After the show was cancelled, Madeley and Finnigan signed a deal with retailer WHSmith to continue promoting their book club.
Speaking in an interview with Radio Times magazine, Ross criticised the duo’s decision, saying the commercial deal risked damaged the integrity of the work it had done for up and coming writers.
Ross said: “It was a paid-for campaign.
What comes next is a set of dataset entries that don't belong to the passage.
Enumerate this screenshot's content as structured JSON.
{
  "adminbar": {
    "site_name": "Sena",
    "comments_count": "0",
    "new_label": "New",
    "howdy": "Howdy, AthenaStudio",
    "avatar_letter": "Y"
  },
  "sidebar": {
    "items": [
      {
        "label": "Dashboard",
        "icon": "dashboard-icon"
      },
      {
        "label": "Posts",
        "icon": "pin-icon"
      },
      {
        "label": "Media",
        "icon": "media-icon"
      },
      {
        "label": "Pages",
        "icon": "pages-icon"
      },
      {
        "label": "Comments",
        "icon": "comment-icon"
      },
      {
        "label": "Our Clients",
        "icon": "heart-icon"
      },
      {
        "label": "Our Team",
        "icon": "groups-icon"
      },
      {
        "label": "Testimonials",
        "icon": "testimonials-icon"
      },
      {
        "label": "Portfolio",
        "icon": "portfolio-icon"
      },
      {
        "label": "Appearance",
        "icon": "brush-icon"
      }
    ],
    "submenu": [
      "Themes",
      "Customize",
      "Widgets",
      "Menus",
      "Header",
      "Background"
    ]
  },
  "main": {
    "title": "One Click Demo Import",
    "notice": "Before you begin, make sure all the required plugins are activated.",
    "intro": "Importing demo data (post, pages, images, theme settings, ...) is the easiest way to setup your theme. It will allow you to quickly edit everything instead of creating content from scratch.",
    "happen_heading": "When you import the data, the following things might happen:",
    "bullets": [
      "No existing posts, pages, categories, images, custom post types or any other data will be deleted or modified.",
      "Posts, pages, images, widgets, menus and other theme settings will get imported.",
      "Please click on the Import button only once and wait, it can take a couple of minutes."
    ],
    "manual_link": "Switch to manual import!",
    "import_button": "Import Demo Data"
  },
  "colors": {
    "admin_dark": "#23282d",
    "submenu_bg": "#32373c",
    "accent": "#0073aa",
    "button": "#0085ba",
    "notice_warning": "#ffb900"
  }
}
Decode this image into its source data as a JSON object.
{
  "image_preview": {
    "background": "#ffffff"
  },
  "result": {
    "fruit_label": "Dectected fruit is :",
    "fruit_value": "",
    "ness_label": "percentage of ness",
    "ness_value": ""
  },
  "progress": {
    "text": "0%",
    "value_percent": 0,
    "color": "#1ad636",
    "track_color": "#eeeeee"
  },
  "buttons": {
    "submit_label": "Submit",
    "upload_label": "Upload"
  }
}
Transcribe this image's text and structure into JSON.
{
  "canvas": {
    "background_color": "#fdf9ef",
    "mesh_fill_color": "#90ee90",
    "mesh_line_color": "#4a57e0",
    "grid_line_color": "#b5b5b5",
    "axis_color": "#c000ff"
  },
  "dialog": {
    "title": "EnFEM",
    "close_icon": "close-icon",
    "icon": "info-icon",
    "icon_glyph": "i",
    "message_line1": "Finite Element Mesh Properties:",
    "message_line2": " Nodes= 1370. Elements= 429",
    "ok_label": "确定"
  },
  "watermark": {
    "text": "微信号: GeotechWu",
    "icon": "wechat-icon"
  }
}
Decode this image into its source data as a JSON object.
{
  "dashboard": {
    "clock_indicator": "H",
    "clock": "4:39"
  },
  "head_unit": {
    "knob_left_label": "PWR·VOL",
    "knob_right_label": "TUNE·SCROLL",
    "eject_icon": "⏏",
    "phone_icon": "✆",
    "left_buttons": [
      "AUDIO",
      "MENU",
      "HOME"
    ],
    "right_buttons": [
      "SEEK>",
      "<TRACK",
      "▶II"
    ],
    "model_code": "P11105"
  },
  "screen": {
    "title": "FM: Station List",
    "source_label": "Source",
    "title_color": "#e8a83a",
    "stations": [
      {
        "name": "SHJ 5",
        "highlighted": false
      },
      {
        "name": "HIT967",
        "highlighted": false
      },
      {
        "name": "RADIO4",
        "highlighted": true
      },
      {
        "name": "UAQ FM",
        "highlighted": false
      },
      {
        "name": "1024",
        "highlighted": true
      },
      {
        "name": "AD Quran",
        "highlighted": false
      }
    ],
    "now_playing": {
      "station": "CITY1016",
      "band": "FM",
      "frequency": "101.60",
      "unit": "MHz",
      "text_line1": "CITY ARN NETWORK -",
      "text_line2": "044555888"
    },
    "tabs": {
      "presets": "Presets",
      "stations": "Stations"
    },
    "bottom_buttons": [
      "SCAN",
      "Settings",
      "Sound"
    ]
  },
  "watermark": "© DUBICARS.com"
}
I think Richard and Judy found it hard to understand that lots of authors on the show were becoming millionaires, while we couldn’t make any money out of it because you can’t be paid for your recommendations.
“It’s slightly disappointing that afterwards they used the integrity of the Book Club and went into a paid-for campaign in WHSmith.
“People don’t realise that to be part of that sort of campaign publishers have to pay £25,000.”
Ross’s idea for the club was part inspired by US talk show host Oprah Winfrey’s successful equivalent as well as a spike in book sales she noticed after an author made an appearance on Richard & Judy.
She has recently started a book club for broadcaster Zoe Ball’s new ITV weekend show.
At an event held last year to celebrate the success of Richard and Judy’s Book Club, the husband-and-wife team spoke of their surprise at the group’s enduring popularity.
Finnigan was quoted on the website of The Bookseller magazine saying: “It is beyond our wildest dream really.
“Once we stopped doing daily TV, we really never thought, as much as we adored our book club on TV and as much as we carried on, we didn’t think without the prop of a television show that we would be able to recreate the success.
“Astonishingly we have, and that is many thanks to WHSmith. There is a lot of work that goes on behind the scenes.”
Madeley added that he and Finnigan’s favourite thing about the book club was that it enabled them to help give new authors “a kick-start”.
The full interview with Amanda Ross can be read in this week’s edition of Radio Times.